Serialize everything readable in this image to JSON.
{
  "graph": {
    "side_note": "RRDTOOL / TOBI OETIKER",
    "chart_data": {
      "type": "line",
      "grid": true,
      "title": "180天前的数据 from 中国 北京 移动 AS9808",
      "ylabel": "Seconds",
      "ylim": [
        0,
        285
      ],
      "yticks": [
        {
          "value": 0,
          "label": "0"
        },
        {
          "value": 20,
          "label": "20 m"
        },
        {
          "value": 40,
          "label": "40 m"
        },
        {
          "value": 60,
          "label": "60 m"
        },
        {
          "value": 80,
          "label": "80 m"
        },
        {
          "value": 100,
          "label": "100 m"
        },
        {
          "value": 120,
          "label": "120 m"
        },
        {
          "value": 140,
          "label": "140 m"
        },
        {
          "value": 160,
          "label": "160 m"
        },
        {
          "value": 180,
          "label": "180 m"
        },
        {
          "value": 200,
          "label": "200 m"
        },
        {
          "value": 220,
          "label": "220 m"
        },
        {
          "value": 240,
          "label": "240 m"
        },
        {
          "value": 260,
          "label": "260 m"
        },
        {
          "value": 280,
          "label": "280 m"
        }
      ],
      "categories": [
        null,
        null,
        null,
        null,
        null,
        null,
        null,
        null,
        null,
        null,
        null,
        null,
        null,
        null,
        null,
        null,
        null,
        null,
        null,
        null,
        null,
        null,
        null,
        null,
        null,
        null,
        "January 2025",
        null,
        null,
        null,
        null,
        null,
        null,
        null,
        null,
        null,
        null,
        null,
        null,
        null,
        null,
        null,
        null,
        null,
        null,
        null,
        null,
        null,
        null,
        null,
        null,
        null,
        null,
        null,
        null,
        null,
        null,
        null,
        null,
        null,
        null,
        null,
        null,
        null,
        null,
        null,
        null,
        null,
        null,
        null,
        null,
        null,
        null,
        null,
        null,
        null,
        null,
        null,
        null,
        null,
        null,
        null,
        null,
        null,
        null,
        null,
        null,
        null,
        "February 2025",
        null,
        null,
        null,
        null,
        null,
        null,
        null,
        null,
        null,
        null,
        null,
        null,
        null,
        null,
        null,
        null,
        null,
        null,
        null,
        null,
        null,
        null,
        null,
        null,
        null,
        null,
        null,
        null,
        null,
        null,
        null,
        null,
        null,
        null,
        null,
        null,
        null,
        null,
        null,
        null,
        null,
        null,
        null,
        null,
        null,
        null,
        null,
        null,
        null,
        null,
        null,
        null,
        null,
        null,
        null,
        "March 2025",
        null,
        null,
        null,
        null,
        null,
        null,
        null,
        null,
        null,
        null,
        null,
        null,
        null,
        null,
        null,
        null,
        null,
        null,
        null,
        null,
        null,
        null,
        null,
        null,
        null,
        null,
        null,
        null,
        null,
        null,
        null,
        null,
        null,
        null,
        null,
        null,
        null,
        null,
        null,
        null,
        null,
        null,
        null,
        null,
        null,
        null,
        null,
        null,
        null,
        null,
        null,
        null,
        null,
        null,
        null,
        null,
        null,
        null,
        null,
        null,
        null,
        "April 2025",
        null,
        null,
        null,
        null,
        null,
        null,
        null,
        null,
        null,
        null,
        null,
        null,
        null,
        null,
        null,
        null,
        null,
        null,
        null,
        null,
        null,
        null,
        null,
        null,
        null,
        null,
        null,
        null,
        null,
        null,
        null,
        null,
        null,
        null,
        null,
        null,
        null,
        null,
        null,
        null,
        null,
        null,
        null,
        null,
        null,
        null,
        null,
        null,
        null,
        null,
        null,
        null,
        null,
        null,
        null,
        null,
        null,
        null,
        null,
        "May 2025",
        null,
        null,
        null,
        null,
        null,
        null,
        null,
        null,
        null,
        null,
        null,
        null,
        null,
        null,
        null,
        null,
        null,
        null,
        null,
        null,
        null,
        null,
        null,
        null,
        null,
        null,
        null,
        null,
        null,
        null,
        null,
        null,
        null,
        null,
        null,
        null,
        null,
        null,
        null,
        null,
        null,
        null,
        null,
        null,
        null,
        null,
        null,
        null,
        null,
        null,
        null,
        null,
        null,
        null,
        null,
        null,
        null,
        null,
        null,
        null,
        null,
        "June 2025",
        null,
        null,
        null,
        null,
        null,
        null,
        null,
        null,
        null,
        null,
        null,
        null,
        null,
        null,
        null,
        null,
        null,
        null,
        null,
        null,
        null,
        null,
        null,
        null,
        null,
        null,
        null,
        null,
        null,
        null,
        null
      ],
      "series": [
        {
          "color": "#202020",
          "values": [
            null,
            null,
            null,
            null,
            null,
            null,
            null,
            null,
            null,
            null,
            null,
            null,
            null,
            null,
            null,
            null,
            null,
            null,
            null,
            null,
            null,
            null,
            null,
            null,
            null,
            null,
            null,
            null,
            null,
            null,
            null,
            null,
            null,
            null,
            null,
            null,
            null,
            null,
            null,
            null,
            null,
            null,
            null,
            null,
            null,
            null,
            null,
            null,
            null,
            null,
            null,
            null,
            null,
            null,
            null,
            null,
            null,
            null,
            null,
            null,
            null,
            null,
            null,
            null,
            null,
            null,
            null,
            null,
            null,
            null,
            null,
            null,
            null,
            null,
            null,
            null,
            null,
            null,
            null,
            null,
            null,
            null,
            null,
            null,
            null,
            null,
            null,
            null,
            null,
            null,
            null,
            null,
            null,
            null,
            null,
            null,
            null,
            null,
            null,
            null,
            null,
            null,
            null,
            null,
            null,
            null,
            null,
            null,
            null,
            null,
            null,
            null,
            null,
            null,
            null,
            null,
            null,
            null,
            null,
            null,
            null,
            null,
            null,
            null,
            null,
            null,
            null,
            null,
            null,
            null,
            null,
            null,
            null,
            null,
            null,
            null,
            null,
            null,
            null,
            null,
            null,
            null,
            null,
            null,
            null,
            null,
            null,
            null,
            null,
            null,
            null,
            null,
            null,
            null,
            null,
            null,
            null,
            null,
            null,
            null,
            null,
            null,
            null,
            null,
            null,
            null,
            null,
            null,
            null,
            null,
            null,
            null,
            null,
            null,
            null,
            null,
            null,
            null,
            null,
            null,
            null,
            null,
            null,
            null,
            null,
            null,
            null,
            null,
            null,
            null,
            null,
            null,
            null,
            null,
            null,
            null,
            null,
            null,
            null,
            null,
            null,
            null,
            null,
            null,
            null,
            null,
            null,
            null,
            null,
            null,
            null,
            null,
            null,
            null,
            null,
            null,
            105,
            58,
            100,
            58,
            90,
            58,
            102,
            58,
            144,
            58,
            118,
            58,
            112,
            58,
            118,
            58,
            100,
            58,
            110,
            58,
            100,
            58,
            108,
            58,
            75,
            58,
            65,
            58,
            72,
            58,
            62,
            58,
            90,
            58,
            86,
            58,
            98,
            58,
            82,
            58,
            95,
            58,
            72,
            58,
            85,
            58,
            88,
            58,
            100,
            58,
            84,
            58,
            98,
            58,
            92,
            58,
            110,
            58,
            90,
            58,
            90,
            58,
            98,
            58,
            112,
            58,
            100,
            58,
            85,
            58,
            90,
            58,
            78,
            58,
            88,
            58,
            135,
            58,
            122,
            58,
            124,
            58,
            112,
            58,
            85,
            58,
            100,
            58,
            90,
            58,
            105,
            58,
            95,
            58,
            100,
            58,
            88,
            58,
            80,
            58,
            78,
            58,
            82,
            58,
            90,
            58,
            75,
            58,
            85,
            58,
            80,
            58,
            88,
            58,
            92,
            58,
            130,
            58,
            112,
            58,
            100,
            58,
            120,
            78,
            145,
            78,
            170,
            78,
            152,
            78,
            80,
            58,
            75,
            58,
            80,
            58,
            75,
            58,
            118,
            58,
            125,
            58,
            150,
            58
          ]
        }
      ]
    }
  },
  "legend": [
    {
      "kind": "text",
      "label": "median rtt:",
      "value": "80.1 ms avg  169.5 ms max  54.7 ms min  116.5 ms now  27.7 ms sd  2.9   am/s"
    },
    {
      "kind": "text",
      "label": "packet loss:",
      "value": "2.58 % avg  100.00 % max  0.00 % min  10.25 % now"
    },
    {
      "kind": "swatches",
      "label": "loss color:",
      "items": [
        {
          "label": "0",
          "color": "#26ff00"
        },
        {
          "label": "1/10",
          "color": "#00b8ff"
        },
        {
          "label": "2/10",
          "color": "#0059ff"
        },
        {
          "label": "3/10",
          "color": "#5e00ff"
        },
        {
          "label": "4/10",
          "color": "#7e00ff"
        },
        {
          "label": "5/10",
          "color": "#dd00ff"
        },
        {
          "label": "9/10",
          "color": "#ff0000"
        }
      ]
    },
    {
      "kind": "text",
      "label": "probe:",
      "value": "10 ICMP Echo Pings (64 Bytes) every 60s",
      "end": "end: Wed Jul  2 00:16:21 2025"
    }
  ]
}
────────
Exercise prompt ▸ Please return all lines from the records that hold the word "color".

Solution ▸
          "color": "#202020",
      "label": "loss color:",
          "color": "#26ff00"
          "color": "#00b8ff"
          "color": "#0059ff"
          "color": "#5e00ff"
          "color": "#7e00ff"
          "color": "#dd00ff"
          "color": "#ff0000"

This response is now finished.